▶ **Description of the task**:
Return every entry exactly, except for any pictures.

▶ **Supplied records**:
= Beginning of Section =

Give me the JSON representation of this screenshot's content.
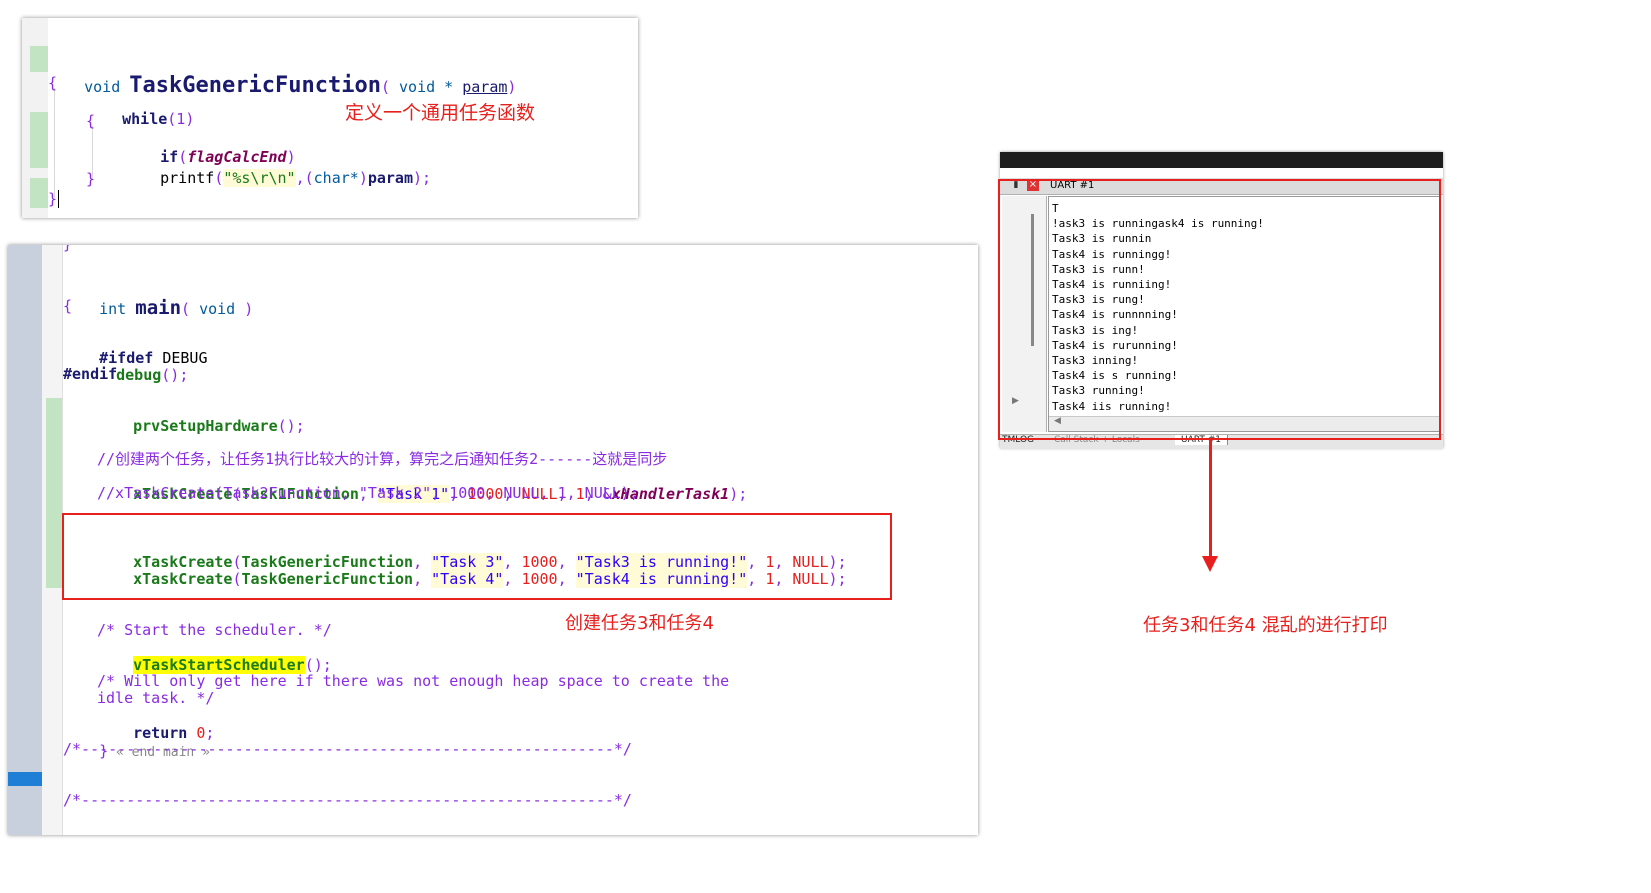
{
  "top_panel": {
    "lines": [
      {
        "void": "void ",
        "name": "TaskGenericFunction",
        "open": "( ",
        "void2": "void * ",
        "param": "param",
        "close": ")"
      },
      "{",
      "while",
      "(1)",
      "{",
      "if",
      "(",
      "flagCalcEnd",
      ")",
      "printf",
      "(",
      "\"%s\\r\\n\"",
      ",(",
      "char*",
      ")",
      "param",
      ");",
      "}",
      "}"
    ],
    "annotation": "定义一个通用任务函数"
  },
  "main_panel": {
    "prev_brace": "}",
    "int": "int ",
    "main": "main",
    "main_args_open": "( ",
    "main_void": "void",
    "main_args_close": " )",
    "open_brace": "{",
    "ifdef": "#ifdef",
    "debug_macro": " DEBUG",
    "debug_call": "debug",
    "debug_paren": "();",
    "endif": "#endif",
    "setup_fn": "prvSetupHardware",
    "setup_paren": "();",
    "comment_cn": "//创建两个任务，让任务1执行比较大的计算，算完之后通知任务2------这就是同步",
    "create1": {
      "fn": "xTaskCreate",
      "p1": "(",
      "arg1": "Task1Function",
      "c1": ", ",
      "s": "\"Task 1\"",
      "c2": ", ",
      "n1": "1000",
      "c3": ", ",
      "null": "NULL",
      "c4": ", ",
      "n2": "1",
      "c5": ", &",
      "h": "xHandlerTask1",
      "end": ");"
    },
    "create2_comment": "//xTaskCreate(Task2Function, \"Task 2\", 1000, NULL, 1, NULL);",
    "create3": {
      "fn": "xTaskCreate",
      "p1": "(",
      "arg1": "TaskGenericFunction",
      "c1": ", ",
      "s": "\"Task 3\"",
      "c2": ", ",
      "n1": "1000",
      "c3": ", ",
      "s2": "\"Task3 is running!\"",
      "c4": ", ",
      "n2": "1",
      "c5": ", ",
      "null": "NULL",
      "end": ");"
    },
    "create4": {
      "fn": "xTaskCreate",
      "p1": "(",
      "arg1": "TaskGenericFunction",
      "c1": ", ",
      "s": "\"Task 4\"",
      "c2": ", ",
      "n1": "1000",
      "c3": ", ",
      "s2": "\"Task4 is running!\"",
      "c4": ", ",
      "n2": "1",
      "c5": ", ",
      "null": "NULL",
      "end": ");"
    },
    "start_comment": "/* Start the scheduler. */",
    "start_fn": "vTaskStartScheduler",
    "start_paren": "();",
    "heap_comment_1": "/* Will only get here if there was not enough heap space to create the",
    "heap_comment_2": "idle task. */",
    "return_kw": "return",
    "return_val": " 0",
    "return_semi": ";",
    "end_main_brace": "}",
    "end_main_tag": " « end main »",
    "divider": "/*-----------------------------------------------------------*/",
    "annotation": "创建任务3和任务4"
  },
  "uart": {
    "title": "UART #1",
    "lines": [
      "T",
      "!ask3 is runningask4 is running!",
      "Task3 is runnin",
      "Task4 is runningg!",
      "Task3 is runn!",
      "Task4 is runniing!",
      "Task3 is rung!",
      "Task4 is runnnning!",
      "Task3 is ing!",
      "Task4 is rurunning!",
      "Task3 inning!",
      "Task4 is s running!",
      "Task3 running!",
      "Task4 iis running!"
    ],
    "tabs": [
      "TMLOG",
      "Call Stack + Locals",
      "UART #1"
    ],
    "annotation": "任务3和任务4 混乱的进行打印"
  },
  "colors": {
    "annotation_red": "#e8201d",
    "gutter_green": "#c2e4c2",
    "gutter_blue": "#1f7fd6"
  }
}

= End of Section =

▶ **Result for this task**:
Give me the JSON representation of this screenshot's content.
{
  "top_panel": {
    "lines": [
      {
        "void": "void ",
        "name": "TaskGenericFunction",
        "open": "( ",
        "void2": "void * ",
        "param": "param",
        "close": ")"
      },
      "{",
      "while",
      "(1)",
      "{",
      "if",
      "(",
      "flagCalcEnd",
      ")",
      "printf",
      "(",
      "\"%s\\r\\n\"",
      ",(",
      "char*",
      ")",
      "param",
      ");",
      "}",
      "}"
    ],
    "annotation": "定义一个通用任务函数"
  },
  "main_panel": {
    "prev_brace": "}",
    "int": "int ",
    "main": "main",
    "main_args_open": "( ",
    "main_void": "void",
    "main_args_close": " )",
    "open_brace": "{",
    "ifdef": "#ifdef",
    "debug_macro": " DEBUG",
    "debug_call": "debug",
    "debug_paren": "();",
    "endif": "#endif",
    "setup_fn": "prvSetupHardware",
    "setup_paren": "();",
    "comment_cn": "//创建两个任务，让任务1执行比较大的计算，算完之后通知任务2------这就是同步",
    "create1": {
      "fn": "xTaskCreate",
      "p1": "(",
      "arg1": "Task1Function",
      "c1": ", ",
      "s": "\"Task 1\"",
      "c2": ", ",
      "n1": "1000",
      "c3": ", ",
      "null": "NULL",
      "c4": ", ",
      "n2": "1",
      "c5": ", &",
      "h": "xHandlerTask1",
      "end": ");"
    },
    "create2_comment": "//xTaskCreate(Task2Function, \"Task 2\", 1000, NULL, 1, NULL);",
    "create3": {
      "fn": "xTaskCreate",
      "p1": "(",
      "arg1": "TaskGenericFunction",
      "c1": ", ",
      "s": "\"Task 3\"",
      "c2": ", ",
      "n1": "1000",
      "c3": ", ",
      "s2": "\"Task3 is running!\"",
      "c4": ", ",
      "n2": "1",
      "c5": ", ",
      "null": "NULL",
      "end": ");"
    },
    "create4": {
      "fn": "xTaskCreate",
      "p1": "(",
      "arg1": "TaskGenericFunction",
      "c1": ", ",
      "s": "\"Task 4\"",
      "c2": ", ",
      "n1": "1000",
      "c3": ", ",
      "s2": "\"Task4 is running!\"",
      "c4": ", ",
      "n2": "1",
      "c5": ", ",
      "null": "NULL",
      "end": ");"
    },
    "start_comment": "/* Start the scheduler. */",
    "start_fn": "vTaskStartScheduler",
    "start_paren": "();",
    "heap_comment_1": "/* Will only get here if there was not enough heap space to create the",
    "heap_comment_2": "idle task. */",
    "return_kw": "return",
    "return_val": " 0",
    "return_semi": ";",
    "end_main_brace": "}",
    "end_main_tag": " « end main »",
    "divider": "/*-----------------------------------------------------------*/",
    "annotation": "创建任务3和任务4"
  },
  "uart": {
    "title": "UART #1",
    "lines": [
      "T",
      "!ask3 is runningask4 is running!",
      "Task3 is runnin",
      "Task4 is runningg!",
      "Task3 is runn!",
      "Task4 is runniing!",
      "Task3 is rung!",
      "Task4 is runnnning!",
      "Task3 is ing!",
      "Task4 is rurunning!",
      "Task3 inning!",
      "Task4 is s running!",
      "Task3 running!",
      "Task4 iis running!"
    ],
    "tabs": [
      "TMLOG",
      "Call Stack + Locals",
      "UART #1"
    ],
    "annotation": "任务3和任务4 混乱的进行打印"
  },
  "colors": {
    "annotation_red": "#e8201d",
    "gutter_green": "#c2e4c2",
    "gutter_blue": "#1f7fd6"
  }
}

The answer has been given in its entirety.